Just as there are many different schools of martial arts, ikebana also has many different schools, each with its own style of practice. The ikebana school that I practice is called Sogetsu Ikebana. This is one of the newer schools, as it was established in 1927 by Teshigahara Sofu. It was the first school to break away from traditional styles of ikebana to incorporate the evolving Japanese lifestyle. The ikebana flower arrangements were originally displayed in the Japanese tatami rooms in an alcove called the tokonoma.
The tokonoma is a dedicated space where ususally a scroll, ceramics, artwork, and flowers are displayed. The image above shows a tokonoma. As you can see, because the area is a walled in alcove, the art is viewed from only one direction, the front. As the Japanese lifestyle became more Westernized, they enjoyed flowers in different areas of the house. No longer was ikebana limited to just being displayed in the tokonoma. Ikebana was enjoyed in living rooms, dining rooms and in public spaces. With the change of environment, Teshigahara Sofu, believed that ikebana also needed to adjust to these changes. Flowers were now viewed from any direction, not just from the front. Sogetsu style teaches us that ikebana must consider the environment as a whole. Where will the flowers be placed? What angles will the flowers be viewed from? What type of container should be used? What materials are you using? With the ever changing times, Sogetsu ikebana is also evolving. The Sogetsu school believes “that ikebana can be enjoyed by anyone, anywhere with almost anything”.
Often ikebana is thought of as small flower arrangements in vases that decorate the home. This is what most of us do for our own enjoyment. But, ikebana can come in all shapes and sizes. Master ikebana artists from Japan do large sculptural installations that can occupy parks! One great master artist is Tetsunori Kawana.
You can see all his creations on his website : Kawana Passage. Master Kawana has created large bamboo installations all over the world from New York to Melbourne to Moscow. This is his latest installation in Moscow, Russia – Garden of the Apothecaries, using 400 pieces of bamboo! The other is a separate piece and that is my teacher in the photo who went to assist with the installation. You can now see the scale of these projects! Aren’t they magnificent!

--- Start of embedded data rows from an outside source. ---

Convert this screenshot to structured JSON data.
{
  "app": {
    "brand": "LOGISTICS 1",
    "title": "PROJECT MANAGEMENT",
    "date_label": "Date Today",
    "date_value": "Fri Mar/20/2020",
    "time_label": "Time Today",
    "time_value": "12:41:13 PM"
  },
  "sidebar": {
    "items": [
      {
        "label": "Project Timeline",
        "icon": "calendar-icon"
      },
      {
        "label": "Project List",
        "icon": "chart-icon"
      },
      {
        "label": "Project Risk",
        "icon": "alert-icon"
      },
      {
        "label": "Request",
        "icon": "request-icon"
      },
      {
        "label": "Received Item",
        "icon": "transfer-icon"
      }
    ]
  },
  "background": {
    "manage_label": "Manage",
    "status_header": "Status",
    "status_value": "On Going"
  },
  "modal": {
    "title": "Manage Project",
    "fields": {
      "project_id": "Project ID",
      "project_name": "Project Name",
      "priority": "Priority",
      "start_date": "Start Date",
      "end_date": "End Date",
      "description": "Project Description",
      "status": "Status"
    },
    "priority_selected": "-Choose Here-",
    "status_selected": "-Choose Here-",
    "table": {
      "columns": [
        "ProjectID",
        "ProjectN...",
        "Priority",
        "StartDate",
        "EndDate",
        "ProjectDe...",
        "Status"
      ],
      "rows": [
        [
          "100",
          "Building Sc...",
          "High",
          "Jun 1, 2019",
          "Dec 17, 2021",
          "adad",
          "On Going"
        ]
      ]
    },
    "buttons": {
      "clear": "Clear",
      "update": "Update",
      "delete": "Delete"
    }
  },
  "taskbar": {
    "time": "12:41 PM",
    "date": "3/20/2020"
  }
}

Now, I am happy to announce that Master Kawana is coming to Seattle!!! He will be performing live ikebana at the Kirkland Performance Center on October 3, 2015, Saturday at 1:30 p.m.. This is a very rare chance to see a Japanese master performing live, on a very large scale. A group of Sogetsu ikebana enthusiasts in Seattle, called Ikebana Power is putting on this show. Under the supervision of our Sogetsu teacher, Megumi Schacher, and other Sogetsu teachers, a group of us women, are working hard to present this fabulous show for the general public to enjoy. It is a very rare opportunity to see a Master Ikebana artist, such as Tetsunori Kawana, in action. Tickets are now on sale for $35.00.
Please click here for tickets. Ikebana and the Fundamental Energy of Plants
For those who are interested in art, Japanese culture, and flower this is a wonderful opportunity. Looking forward to seeing you there!
If you have any questions, please feel free to contact me.